- PROVIDED DATA -
^^^^^^^^
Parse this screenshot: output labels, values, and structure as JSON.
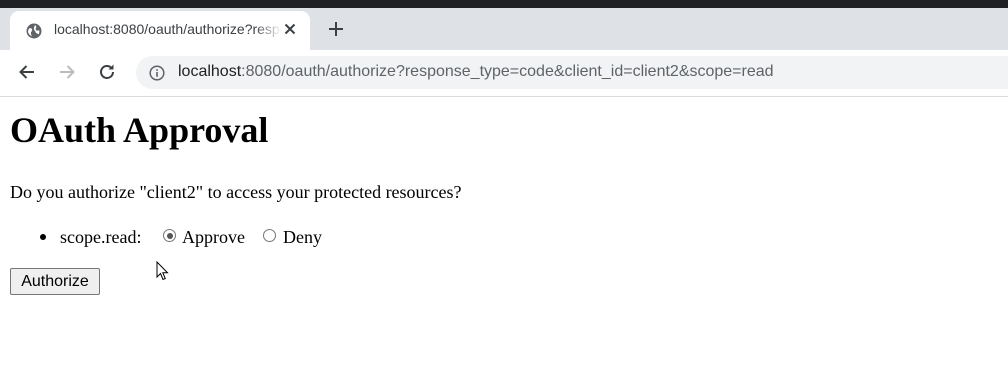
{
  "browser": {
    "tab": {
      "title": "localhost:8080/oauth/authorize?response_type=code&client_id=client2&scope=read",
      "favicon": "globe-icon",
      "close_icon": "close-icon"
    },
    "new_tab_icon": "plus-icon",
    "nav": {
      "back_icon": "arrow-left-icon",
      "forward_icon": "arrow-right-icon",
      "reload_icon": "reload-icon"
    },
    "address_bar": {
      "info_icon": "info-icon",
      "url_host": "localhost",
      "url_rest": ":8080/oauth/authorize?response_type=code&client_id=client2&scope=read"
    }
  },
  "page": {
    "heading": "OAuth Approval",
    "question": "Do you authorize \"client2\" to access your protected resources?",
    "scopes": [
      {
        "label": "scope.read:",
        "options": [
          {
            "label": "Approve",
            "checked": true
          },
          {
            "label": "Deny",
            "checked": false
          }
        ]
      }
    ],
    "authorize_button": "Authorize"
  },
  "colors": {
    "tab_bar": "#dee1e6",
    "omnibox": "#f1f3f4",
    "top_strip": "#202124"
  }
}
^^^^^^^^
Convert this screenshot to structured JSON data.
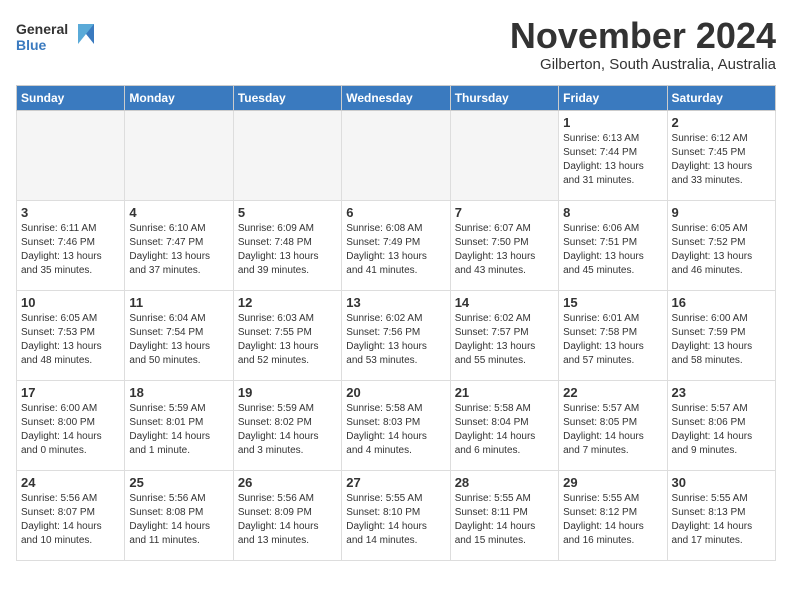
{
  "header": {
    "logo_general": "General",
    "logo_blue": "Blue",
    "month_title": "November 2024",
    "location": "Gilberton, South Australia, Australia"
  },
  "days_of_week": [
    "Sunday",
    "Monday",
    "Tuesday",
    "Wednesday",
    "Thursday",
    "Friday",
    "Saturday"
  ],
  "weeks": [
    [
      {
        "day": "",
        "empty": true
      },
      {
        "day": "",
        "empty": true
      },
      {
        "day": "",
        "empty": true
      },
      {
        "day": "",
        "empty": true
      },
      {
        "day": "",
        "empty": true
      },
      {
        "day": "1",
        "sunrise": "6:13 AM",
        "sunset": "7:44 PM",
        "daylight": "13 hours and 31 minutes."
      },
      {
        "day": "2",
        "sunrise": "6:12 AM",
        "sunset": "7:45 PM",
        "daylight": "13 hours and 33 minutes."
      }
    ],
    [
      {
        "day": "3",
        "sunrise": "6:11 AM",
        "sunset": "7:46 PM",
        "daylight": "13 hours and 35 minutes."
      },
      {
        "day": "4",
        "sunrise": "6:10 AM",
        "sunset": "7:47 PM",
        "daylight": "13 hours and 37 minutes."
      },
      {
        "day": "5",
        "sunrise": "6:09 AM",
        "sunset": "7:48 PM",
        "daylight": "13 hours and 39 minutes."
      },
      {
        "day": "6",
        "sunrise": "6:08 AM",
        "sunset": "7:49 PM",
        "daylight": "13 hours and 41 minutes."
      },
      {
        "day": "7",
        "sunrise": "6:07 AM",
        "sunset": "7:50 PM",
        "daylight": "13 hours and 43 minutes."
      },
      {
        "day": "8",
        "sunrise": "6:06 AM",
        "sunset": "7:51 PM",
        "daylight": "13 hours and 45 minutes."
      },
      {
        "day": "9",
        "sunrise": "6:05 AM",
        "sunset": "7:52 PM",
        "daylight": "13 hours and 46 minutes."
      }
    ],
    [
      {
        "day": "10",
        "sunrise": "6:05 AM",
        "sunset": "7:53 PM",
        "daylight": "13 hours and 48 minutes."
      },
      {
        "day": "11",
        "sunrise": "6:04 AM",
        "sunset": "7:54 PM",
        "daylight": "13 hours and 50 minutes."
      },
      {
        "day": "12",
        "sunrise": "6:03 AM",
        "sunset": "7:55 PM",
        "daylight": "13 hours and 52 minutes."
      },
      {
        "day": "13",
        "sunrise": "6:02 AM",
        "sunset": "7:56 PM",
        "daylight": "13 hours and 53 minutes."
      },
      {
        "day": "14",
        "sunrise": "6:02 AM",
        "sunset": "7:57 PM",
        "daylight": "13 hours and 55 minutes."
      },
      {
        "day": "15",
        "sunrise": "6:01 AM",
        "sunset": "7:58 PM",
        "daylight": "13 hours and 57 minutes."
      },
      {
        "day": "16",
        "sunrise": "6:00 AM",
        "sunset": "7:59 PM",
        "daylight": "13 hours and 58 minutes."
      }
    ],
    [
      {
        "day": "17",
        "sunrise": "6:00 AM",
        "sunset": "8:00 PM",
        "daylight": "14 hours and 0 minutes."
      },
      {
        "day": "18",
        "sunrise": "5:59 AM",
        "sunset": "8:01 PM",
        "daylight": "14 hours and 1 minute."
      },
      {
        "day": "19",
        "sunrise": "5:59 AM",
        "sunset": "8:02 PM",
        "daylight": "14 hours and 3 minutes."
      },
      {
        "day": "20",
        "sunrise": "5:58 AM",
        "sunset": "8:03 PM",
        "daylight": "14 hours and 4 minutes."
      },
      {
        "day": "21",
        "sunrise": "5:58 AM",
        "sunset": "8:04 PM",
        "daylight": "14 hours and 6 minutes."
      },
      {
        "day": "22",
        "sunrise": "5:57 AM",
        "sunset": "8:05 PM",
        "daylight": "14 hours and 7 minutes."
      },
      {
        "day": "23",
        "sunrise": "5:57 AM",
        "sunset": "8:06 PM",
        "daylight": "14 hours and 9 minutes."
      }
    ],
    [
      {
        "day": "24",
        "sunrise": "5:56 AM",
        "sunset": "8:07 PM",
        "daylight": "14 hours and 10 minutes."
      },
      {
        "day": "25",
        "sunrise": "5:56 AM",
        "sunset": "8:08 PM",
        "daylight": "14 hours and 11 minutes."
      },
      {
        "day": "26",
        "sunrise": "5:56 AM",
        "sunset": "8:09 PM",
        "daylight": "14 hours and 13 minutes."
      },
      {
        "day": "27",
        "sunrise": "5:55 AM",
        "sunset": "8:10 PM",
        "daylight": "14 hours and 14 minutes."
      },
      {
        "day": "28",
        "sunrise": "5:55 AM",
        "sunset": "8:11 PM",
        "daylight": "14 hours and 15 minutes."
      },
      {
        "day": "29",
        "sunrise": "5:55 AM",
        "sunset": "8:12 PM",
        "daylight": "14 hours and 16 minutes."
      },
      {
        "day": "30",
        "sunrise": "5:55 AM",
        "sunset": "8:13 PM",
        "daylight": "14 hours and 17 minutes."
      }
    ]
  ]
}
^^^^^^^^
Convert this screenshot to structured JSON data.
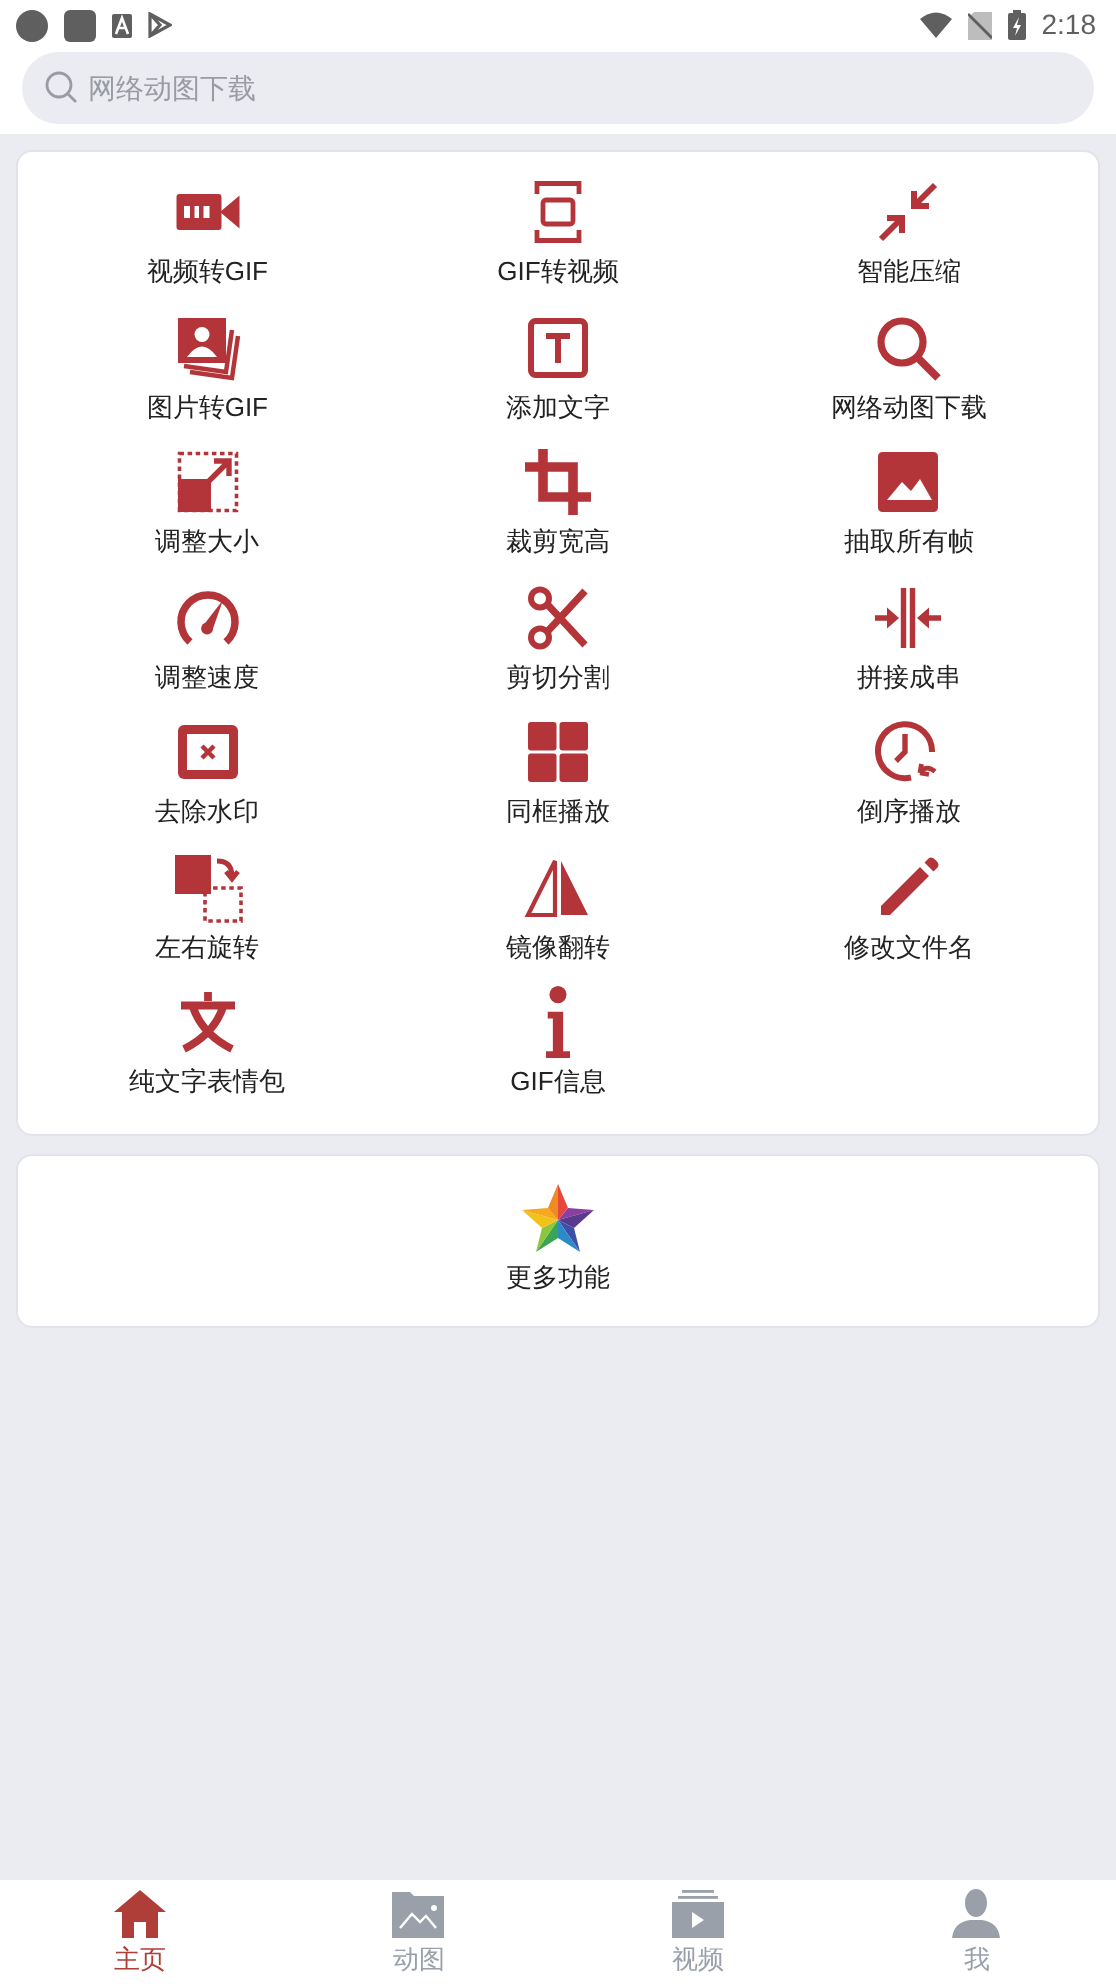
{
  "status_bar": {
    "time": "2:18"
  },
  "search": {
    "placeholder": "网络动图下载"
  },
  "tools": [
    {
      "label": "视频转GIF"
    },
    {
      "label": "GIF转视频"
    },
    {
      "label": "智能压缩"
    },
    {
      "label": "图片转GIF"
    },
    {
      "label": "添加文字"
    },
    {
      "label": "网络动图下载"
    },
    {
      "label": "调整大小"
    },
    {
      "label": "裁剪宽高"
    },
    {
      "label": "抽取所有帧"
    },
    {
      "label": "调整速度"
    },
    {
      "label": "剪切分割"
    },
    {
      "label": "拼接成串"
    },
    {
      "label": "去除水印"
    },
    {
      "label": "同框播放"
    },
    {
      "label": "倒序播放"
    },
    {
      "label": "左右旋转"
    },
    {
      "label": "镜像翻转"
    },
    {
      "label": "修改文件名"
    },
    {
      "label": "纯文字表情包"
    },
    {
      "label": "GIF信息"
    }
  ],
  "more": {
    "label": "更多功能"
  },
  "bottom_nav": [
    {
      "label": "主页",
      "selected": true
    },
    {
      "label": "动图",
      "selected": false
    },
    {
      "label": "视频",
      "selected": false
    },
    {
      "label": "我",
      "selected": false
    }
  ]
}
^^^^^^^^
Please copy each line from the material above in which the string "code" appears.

      "title": "localhost:8080/oauth/authorize?response_type=code&client_id=client2&scope=read",
      "url_rest": ":8080/oauth/authorize?response_type=code&client_id=client2&scope=read"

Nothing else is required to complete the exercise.